Looking Good – The voice acting may be reminiscent of a budget British children’s TV show from the 80s, but then who doesn’t like budget British children’s TV shows? Despite the “it’s so bad it’s good” script, the overall polish is great. Graphics are bright, colorful and detailed, from the in game action right down to the menu system which sees you smashing boulders to select a level. A simple yet effective world map is also included that shows your progress through the game. It’s unnecessary, but it’s welcome and really adds to the games overall shine. You’d be forgiven for thinking you’d bought a retail game here! The goblins are weirdly cute and comically egg you on to try hitting them adding a bit of humor to the game.
Here’s what we didn’t like:
Motionless – Let’s get things straight here, Wreckateer comes with some of the most responsive Kinect controls to date, yet it’s not without a few motion controlled hiccups. We had a few instances, though not many, where Bomb Shots wouldn’t go off or the ballista was activated without meaning to. However each level is short enough that a restart isn’t the end of the world and you’ll certainly rack up enough mulligans throughout the game that you’ll not be crying for old faithful, aka the regular controller, just yet.
Modeless – Wreckateer comes with more than enough maps to keep you busy through summer, but outside of the solo campaign there’s not much else. The offline multiplayer is certainly present, but doesn’t vary much from the single player mode other than you switch over between shots. Perhaps some sort of “Create a Castle” mode might have been fun but of course that would have pushed the price up and for 800 MSP you do get a lot. A DLC menu option, that is becoming increasing common in games, has been included so it’ll be interesting to see if anything new emerges from that.

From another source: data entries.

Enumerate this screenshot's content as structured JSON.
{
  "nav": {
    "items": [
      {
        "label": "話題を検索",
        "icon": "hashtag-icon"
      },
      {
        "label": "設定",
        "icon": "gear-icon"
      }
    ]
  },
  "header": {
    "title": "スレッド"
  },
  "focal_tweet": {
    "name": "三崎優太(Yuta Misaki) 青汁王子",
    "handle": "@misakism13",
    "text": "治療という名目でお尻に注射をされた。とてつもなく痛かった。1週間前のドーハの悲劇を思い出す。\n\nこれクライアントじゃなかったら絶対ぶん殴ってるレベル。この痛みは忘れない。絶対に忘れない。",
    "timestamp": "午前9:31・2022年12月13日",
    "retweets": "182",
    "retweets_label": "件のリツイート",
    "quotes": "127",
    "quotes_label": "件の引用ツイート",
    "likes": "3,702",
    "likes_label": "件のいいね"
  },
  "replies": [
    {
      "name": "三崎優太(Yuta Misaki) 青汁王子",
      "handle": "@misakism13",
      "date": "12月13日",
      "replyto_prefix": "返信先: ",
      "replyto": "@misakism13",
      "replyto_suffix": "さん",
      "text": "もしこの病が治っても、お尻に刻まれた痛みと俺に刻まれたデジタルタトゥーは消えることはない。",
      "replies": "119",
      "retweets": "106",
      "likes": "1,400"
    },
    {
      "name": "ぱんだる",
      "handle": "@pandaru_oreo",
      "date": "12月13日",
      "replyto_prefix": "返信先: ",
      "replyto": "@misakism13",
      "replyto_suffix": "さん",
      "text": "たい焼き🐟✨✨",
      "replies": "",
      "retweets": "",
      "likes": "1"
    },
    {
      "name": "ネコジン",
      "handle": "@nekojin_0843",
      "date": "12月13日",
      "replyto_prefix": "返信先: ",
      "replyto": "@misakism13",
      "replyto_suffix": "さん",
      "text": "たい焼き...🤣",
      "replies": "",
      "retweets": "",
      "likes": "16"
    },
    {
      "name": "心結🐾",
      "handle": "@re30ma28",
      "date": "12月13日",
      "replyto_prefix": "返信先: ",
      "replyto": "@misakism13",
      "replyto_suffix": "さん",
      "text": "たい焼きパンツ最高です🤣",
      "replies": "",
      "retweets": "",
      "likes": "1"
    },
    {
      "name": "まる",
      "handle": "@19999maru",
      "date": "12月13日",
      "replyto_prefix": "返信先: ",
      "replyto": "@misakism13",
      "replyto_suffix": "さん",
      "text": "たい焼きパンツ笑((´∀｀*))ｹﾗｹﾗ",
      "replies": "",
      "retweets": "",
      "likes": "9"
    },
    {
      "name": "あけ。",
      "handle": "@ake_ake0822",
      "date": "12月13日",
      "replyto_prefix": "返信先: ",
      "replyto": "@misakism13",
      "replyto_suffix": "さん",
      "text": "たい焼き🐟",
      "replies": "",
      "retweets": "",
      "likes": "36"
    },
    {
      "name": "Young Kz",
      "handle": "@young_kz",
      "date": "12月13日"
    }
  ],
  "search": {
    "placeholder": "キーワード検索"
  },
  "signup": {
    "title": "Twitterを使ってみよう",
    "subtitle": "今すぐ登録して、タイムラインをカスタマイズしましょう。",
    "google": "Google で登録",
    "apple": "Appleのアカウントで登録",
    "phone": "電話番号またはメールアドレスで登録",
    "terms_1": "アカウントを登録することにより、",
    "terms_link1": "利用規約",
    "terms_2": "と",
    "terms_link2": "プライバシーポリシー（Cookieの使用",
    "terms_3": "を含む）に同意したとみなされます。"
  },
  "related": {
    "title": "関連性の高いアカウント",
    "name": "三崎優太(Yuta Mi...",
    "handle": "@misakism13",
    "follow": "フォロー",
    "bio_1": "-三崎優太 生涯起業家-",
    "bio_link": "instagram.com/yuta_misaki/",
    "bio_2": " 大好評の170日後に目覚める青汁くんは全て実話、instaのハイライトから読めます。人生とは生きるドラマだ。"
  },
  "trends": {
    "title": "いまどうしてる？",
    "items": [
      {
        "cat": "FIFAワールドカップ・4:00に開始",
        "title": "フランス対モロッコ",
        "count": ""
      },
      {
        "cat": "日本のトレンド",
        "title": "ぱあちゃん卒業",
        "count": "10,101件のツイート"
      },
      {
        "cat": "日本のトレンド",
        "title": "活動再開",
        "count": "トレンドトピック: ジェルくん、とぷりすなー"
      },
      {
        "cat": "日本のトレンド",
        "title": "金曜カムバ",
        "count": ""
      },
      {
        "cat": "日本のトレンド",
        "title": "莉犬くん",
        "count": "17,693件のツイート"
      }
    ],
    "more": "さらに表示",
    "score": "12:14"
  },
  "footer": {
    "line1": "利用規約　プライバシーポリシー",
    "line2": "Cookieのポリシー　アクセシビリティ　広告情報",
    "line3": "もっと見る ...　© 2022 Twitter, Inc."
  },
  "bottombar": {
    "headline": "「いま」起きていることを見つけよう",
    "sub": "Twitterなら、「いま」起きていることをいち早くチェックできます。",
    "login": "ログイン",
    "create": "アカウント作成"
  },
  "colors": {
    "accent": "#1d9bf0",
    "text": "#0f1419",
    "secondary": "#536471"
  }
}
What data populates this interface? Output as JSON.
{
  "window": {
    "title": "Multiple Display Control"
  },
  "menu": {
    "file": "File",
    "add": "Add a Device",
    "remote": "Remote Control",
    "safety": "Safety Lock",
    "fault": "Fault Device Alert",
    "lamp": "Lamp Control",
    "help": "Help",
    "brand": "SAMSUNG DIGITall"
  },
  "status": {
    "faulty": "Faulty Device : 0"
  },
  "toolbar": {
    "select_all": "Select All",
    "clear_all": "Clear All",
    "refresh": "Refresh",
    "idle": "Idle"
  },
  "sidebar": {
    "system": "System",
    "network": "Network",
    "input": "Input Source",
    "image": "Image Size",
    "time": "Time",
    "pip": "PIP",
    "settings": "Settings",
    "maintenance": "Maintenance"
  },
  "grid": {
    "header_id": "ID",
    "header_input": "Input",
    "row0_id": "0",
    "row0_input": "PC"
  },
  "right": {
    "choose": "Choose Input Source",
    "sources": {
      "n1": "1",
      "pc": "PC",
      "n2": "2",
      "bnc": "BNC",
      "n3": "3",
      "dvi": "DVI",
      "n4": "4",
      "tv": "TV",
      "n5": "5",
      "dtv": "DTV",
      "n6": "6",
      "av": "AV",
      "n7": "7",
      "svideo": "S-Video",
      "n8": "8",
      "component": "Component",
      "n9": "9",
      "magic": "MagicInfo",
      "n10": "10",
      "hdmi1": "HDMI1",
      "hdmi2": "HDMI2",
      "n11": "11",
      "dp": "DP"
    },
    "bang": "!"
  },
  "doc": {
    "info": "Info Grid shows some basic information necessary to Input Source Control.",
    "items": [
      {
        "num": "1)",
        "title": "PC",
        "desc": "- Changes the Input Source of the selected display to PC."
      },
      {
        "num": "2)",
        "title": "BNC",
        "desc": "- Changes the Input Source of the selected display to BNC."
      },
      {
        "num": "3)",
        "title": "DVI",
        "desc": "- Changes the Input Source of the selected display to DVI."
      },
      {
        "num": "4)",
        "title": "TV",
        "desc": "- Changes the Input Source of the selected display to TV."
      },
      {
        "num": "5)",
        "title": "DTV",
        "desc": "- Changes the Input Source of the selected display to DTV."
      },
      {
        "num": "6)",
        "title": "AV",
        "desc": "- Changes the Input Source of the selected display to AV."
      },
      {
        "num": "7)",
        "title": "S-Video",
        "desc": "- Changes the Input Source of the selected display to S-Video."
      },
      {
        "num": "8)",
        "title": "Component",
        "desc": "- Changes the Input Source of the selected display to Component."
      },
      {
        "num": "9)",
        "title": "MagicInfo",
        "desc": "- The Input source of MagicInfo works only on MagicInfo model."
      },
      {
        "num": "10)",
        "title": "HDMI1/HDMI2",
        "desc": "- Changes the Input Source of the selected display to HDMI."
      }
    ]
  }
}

It’s easy to dismiss Wreckateer as just a “Kinect” game, albeit one of the good ones, but it’s also a surprisingly fun strategy affair. The Kinect controls are top notch and so intuitive we couldn’t imagine trying to play with the regular controller. Gasp! Yes, it’s a bit like a first-person Angry Birds, but that’s no bad thing. Young kids are going to love crashing those castles but bare in mind that despite the family friendly set up the difficulty get tough in those later levels. However Iron Galaxy have clearly designed Wreckateer for both casual and hardcore gamers mind, and anyone that enjoys fast paced competitive score-based games, should dust off that Kinect (yeah, sure, it was a gift) and give it a whirl.
Score: Buy It